**DATA:**
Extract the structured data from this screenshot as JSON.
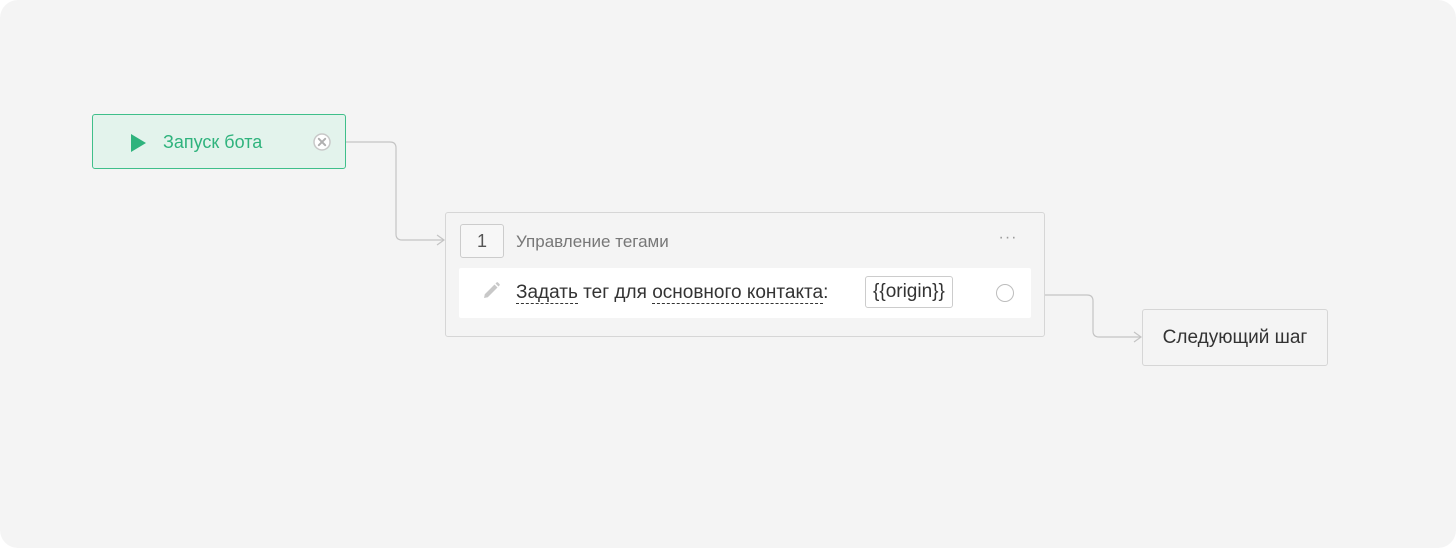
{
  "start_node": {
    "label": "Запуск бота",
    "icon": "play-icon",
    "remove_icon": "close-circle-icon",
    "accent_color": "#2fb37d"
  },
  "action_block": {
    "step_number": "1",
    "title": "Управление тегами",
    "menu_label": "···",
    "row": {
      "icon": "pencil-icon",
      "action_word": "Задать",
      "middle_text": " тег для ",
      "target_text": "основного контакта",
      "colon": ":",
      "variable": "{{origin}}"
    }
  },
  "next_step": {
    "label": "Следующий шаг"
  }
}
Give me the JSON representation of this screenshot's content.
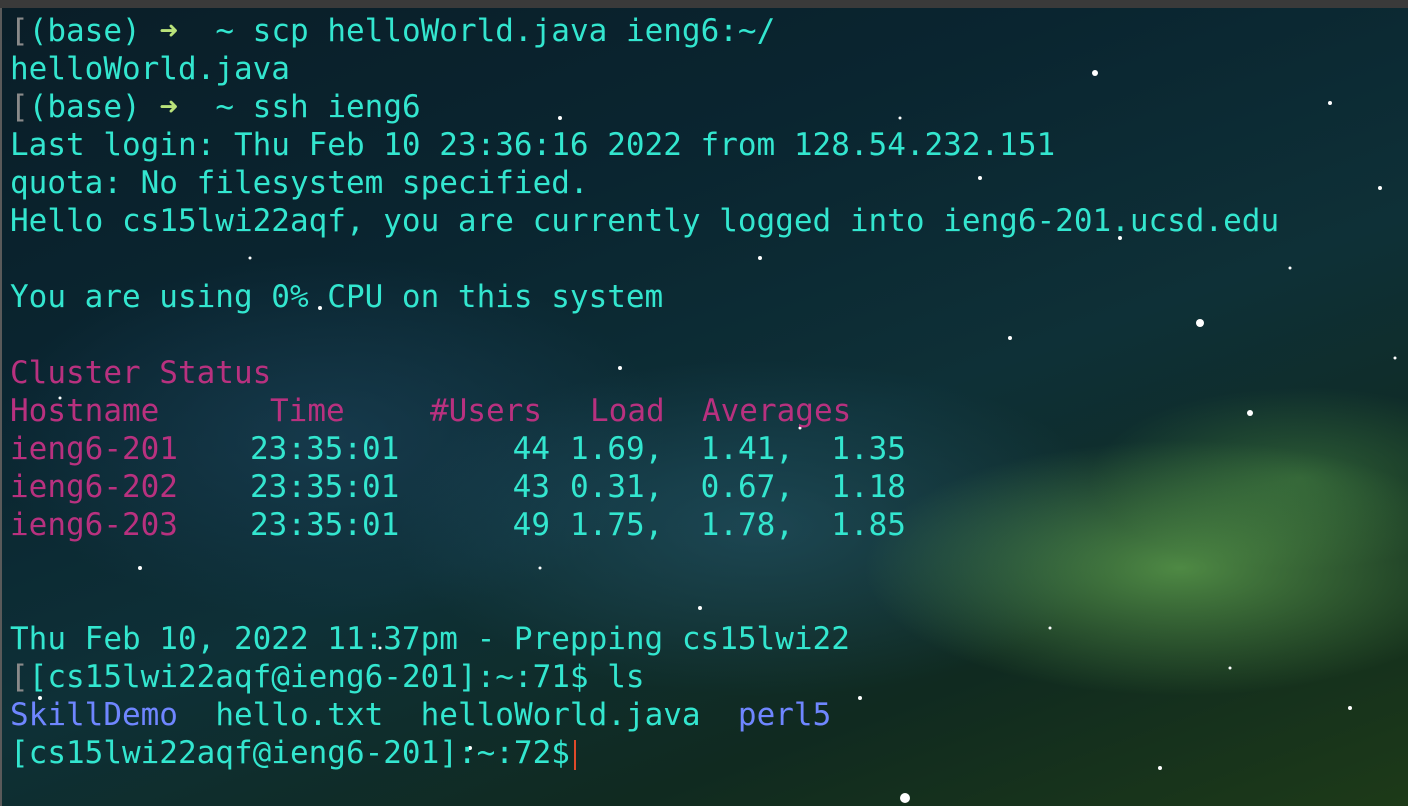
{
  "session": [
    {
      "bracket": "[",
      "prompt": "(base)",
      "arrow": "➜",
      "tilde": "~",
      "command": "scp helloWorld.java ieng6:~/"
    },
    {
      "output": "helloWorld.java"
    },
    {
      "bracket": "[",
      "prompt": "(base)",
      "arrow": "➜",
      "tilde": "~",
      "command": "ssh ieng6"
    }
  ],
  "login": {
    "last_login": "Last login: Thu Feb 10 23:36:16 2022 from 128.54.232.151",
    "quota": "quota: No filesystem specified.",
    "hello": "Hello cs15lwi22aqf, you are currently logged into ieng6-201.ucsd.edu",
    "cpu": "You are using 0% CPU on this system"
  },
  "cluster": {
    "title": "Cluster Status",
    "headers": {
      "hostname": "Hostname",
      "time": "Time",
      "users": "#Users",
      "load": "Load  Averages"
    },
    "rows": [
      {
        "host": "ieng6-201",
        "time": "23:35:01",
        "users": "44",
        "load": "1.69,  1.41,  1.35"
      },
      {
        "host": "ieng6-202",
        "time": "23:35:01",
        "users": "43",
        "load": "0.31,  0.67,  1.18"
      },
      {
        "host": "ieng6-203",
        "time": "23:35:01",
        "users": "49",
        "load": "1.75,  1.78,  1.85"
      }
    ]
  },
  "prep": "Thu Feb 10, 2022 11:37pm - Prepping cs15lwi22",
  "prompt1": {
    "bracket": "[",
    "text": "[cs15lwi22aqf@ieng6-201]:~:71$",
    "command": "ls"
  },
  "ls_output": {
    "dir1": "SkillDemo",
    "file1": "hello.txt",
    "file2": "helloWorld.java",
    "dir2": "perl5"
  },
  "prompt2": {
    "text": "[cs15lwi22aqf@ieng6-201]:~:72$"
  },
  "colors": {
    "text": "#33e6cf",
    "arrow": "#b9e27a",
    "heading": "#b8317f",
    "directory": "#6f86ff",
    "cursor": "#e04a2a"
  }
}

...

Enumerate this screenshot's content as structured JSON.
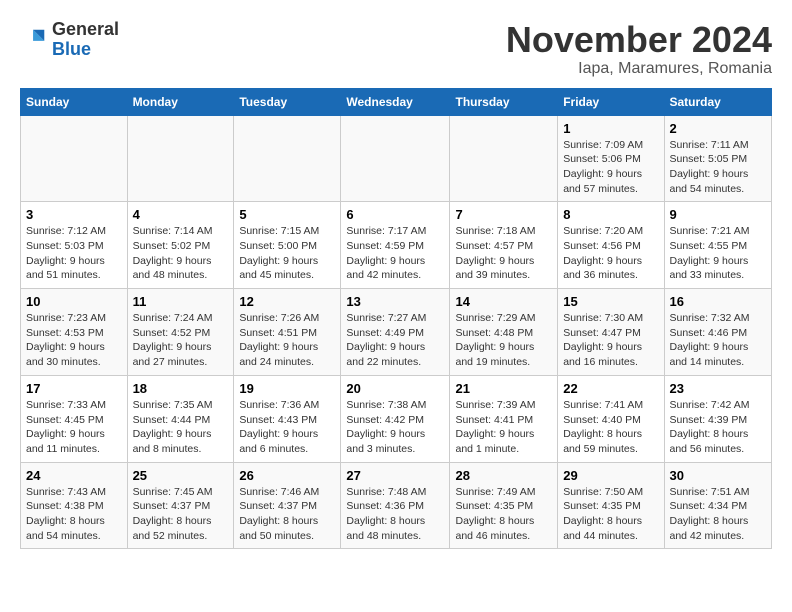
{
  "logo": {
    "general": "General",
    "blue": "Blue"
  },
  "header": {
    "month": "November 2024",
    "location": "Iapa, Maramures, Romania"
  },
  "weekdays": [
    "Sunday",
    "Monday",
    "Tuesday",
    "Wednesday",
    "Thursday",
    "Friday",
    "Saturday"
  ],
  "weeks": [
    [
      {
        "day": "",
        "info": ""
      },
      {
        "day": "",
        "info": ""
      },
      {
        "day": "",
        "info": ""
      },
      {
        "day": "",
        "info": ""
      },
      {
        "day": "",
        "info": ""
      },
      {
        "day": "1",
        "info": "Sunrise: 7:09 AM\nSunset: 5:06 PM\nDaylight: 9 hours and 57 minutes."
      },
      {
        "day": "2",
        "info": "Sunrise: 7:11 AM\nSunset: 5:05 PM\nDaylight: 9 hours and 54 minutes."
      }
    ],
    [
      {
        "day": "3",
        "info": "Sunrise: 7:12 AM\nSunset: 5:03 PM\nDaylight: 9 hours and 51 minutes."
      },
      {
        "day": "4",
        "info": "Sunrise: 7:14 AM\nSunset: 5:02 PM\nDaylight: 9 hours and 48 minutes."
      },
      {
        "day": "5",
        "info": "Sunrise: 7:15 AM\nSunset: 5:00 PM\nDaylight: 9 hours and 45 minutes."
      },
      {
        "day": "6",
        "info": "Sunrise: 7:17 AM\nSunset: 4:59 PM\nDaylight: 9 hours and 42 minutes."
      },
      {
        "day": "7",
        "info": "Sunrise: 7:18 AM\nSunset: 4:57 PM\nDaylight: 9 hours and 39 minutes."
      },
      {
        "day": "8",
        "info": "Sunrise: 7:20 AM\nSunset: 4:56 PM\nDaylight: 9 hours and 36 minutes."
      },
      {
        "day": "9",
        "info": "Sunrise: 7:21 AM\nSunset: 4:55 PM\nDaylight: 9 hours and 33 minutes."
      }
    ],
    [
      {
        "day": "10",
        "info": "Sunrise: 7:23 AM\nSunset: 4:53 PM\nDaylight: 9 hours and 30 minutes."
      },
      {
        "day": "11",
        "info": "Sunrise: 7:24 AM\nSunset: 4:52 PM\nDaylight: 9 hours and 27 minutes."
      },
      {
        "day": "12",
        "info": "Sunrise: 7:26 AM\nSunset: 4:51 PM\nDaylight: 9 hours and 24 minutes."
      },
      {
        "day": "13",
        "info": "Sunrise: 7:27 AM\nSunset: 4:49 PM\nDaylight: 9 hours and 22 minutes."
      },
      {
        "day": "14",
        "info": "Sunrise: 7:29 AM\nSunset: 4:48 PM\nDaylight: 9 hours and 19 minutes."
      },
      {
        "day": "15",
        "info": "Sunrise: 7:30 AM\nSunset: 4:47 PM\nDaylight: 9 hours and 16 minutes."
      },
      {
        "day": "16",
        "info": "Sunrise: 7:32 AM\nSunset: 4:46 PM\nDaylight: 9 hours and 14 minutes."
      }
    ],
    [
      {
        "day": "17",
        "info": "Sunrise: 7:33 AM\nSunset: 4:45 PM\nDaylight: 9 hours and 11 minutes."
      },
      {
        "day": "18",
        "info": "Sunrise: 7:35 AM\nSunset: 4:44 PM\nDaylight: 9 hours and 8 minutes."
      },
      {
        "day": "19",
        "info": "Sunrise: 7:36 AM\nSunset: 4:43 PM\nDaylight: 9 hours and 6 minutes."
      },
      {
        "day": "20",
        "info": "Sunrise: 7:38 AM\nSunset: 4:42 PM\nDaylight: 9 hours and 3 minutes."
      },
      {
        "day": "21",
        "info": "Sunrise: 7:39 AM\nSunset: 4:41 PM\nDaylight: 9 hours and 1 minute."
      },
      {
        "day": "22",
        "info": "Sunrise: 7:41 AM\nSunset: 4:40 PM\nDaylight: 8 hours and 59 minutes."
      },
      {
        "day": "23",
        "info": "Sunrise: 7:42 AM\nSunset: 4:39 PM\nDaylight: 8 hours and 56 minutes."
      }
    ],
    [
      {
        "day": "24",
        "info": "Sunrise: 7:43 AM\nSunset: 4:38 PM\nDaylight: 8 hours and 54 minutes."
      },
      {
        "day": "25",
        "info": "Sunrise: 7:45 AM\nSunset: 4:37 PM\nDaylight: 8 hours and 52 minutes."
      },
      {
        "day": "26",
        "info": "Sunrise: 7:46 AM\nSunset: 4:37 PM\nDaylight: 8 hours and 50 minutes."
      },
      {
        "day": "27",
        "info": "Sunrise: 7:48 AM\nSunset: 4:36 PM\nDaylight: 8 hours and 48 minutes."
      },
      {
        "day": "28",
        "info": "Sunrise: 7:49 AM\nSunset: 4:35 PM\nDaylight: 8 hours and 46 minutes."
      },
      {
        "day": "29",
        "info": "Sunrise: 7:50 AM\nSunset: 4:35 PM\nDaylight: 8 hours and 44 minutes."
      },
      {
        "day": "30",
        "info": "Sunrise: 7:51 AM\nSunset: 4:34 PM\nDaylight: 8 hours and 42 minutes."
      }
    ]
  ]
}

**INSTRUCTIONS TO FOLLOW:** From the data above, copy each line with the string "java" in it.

**RESPONSE BOX:**
      "command": "scp helloWorld.java ieng6:~/"
      "output": "helloWorld.java"
    "file2": "helloWorld.java",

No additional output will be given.